Exercise description - Write out the full listing exactly as given, minus the images.

Supplied material -
★ ★ ★ ★ ★

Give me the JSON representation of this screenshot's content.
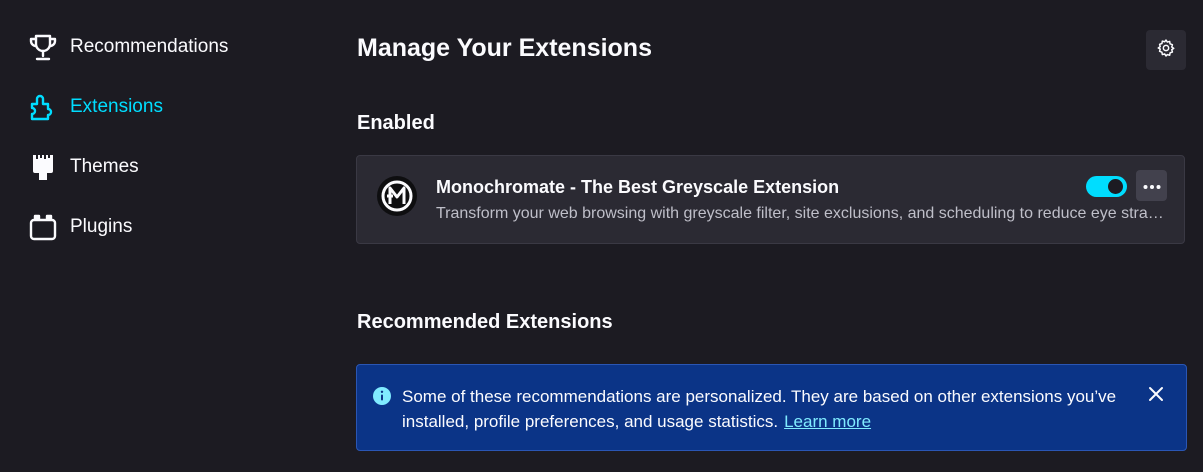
{
  "sidebar": {
    "items": [
      {
        "label": "Recommendations",
        "icon": "trophy-icon",
        "active": false
      },
      {
        "label": "Extensions",
        "icon": "puzzle-icon",
        "active": true
      },
      {
        "label": "Themes",
        "icon": "paintbrush-icon",
        "active": false
      },
      {
        "label": "Plugins",
        "icon": "plugin-icon",
        "active": false
      }
    ]
  },
  "main": {
    "title": "Manage Your Extensions",
    "settings_icon": "gear-icon",
    "enabled_heading": "Enabled",
    "extension": {
      "name": "Monochromate - The Best Greyscale Extension",
      "description": "Transform your web browsing with greyscale filter, site exclusions, and scheduling to reduce eye strain and improve focus.",
      "enabled": true,
      "more_icon": "ellipsis-icon"
    },
    "recommended_heading": "Recommended Extensions",
    "notice": {
      "text": "Some of these recommendations are personalized. They are based on other extensions you’ve installed, profile preferences, and usage statistics.",
      "link_label": "Learn more",
      "close_icon": "close-icon"
    }
  },
  "colors": {
    "background": "#1c1b22",
    "card": "#2b2a33",
    "accent": "#00ddff",
    "notice_bg": "#0b3487"
  }
}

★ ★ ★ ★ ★

Answer for the task -
Give me the JSON representation of this screenshot's content.
{
  "sidebar": {
    "items": [
      {
        "label": "Recommendations",
        "icon": "trophy-icon",
        "active": false
      },
      {
        "label": "Extensions",
        "icon": "puzzle-icon",
        "active": true
      },
      {
        "label": "Themes",
        "icon": "paintbrush-icon",
        "active": false
      },
      {
        "label": "Plugins",
        "icon": "plugin-icon",
        "active": false
      }
    ]
  },
  "main": {
    "title": "Manage Your Extensions",
    "settings_icon": "gear-icon",
    "enabled_heading": "Enabled",
    "extension": {
      "name": "Monochromate - The Best Greyscale Extension",
      "description": "Transform your web browsing with greyscale filter, site exclusions, and scheduling to reduce eye strain and improve focus.",
      "enabled": true,
      "more_icon": "ellipsis-icon"
    },
    "recommended_heading": "Recommended Extensions",
    "notice": {
      "text": "Some of these recommendations are personalized. They are based on other extensions you’ve installed, profile preferences, and usage statistics.",
      "link_label": "Learn more",
      "close_icon": "close-icon"
    }
  },
  "colors": {
    "background": "#1c1b22",
    "card": "#2b2a33",
    "accent": "#00ddff",
    "notice_bg": "#0b3487"
  }
}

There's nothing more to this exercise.